All instruction is either about things or about signs; but things are learnt by means of signs. I now use the word "thing" in a strict sense, to signify that which is never employed as a sign of anything else: for example, wood, stone, cattle, and other things of that kind. Not, however, the wood which we read Moses cast into the bitter waters to make them sweet, nor the stone which Jacob used as a pillow, nor the ram which Abraham offered up instead of his son; for these, though they are things, are also signs of other things. There are signs of another kind, those which are never employed except as signs: for example, words. No one uses words except as signs of something else; and hence may be understood what I call signs: those things, to wit, which are used to indicate something else. Accordingly, every sign is also a thing; for what is not a thing is nothing at all. Every thing, however, is not also a sign.

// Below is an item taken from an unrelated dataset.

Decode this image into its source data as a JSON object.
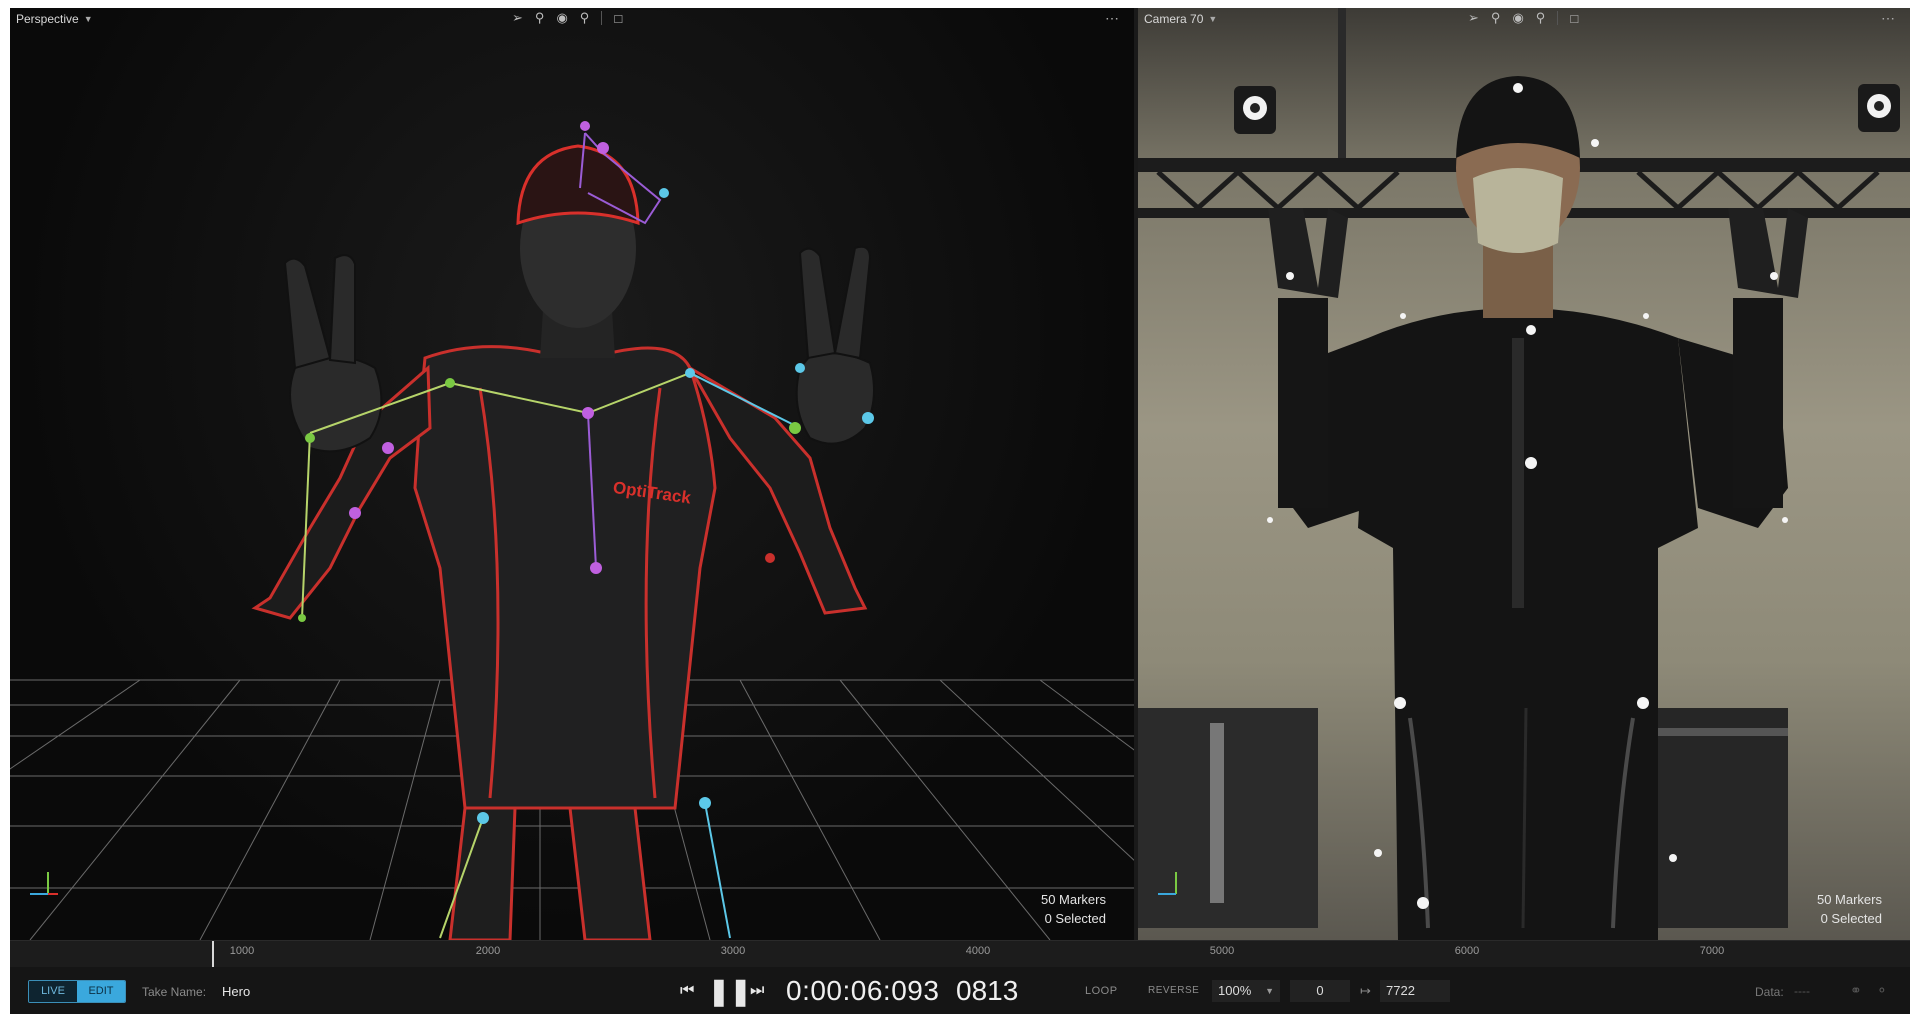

Augustine, On Christian Doctrine, Book I, Chapter 2. It's often forgotten that Augustine immediately goes on to specify 'thing' or res as being of three kinds: enjoyed, used, and both used and enjoyed. This is, I think, fundamental for understanding how Augustine thinks teaching and learning work: they are not merely a sort of trade in signs, but always relate to what the mind rests in (like divine things) and to what the mind uses to reach that point.